» Your assignment: Count the lines below that include "content". Only the number should be given.

(Excerpts from a dataset)

⟨

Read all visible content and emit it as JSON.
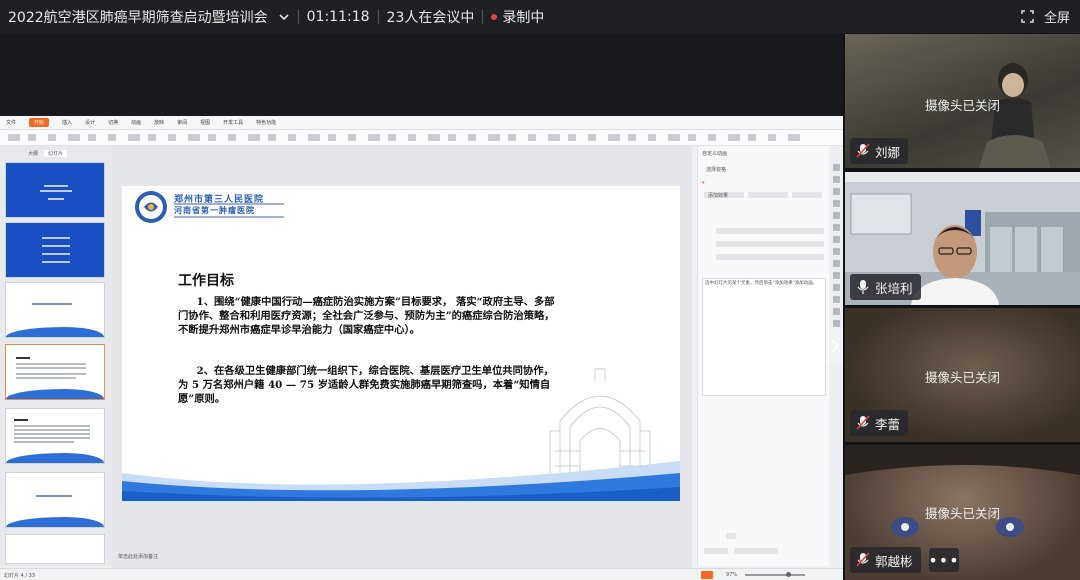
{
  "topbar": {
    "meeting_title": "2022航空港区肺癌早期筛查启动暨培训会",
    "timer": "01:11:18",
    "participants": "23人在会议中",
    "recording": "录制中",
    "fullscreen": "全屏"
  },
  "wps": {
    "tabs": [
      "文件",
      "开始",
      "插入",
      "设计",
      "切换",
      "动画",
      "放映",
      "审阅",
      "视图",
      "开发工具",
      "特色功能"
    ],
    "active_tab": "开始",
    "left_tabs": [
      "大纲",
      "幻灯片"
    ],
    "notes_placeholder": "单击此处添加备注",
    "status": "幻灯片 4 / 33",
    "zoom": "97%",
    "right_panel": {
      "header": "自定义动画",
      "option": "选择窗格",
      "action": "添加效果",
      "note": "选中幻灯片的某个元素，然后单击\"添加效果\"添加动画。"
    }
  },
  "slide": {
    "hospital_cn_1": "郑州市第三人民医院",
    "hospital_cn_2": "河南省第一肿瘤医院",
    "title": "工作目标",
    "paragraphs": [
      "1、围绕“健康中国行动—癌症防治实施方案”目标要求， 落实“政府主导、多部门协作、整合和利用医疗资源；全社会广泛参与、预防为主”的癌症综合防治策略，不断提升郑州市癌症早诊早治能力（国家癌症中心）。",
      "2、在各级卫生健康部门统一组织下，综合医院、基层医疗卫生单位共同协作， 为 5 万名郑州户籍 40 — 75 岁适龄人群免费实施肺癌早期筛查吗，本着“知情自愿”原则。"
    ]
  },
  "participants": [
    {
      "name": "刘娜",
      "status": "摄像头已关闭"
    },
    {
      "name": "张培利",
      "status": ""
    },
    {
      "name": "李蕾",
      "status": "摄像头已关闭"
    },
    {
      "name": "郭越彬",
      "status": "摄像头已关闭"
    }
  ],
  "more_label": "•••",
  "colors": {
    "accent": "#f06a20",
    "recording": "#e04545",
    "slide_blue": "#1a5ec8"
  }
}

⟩
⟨

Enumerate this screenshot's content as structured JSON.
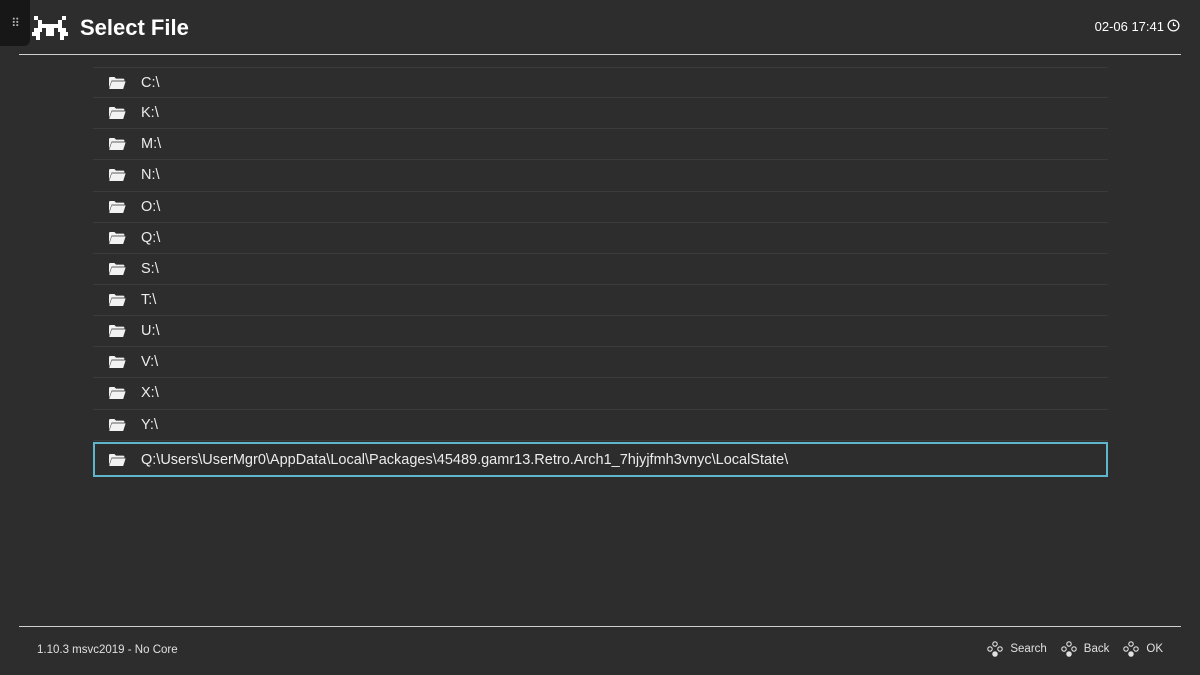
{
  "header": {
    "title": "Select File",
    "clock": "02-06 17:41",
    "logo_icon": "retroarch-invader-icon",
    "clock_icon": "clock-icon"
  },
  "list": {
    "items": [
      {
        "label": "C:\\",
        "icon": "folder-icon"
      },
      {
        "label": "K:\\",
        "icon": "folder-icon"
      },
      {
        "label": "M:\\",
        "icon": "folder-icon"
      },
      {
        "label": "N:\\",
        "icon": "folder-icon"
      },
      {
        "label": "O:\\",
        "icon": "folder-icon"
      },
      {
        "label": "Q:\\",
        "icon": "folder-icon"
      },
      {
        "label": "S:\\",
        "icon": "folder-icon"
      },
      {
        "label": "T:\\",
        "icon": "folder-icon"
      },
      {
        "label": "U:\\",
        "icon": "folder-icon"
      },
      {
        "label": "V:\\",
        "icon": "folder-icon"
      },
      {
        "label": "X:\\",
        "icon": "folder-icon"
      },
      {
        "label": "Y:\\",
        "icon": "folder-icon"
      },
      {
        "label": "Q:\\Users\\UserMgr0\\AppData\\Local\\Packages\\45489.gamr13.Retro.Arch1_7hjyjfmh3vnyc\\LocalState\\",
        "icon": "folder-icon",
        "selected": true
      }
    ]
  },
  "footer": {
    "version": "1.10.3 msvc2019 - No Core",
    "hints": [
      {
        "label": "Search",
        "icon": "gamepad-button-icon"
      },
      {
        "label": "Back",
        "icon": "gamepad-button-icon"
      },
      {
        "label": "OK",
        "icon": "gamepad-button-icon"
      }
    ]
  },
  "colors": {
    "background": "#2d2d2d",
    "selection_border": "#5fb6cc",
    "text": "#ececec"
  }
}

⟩

» Output for this exercise: 2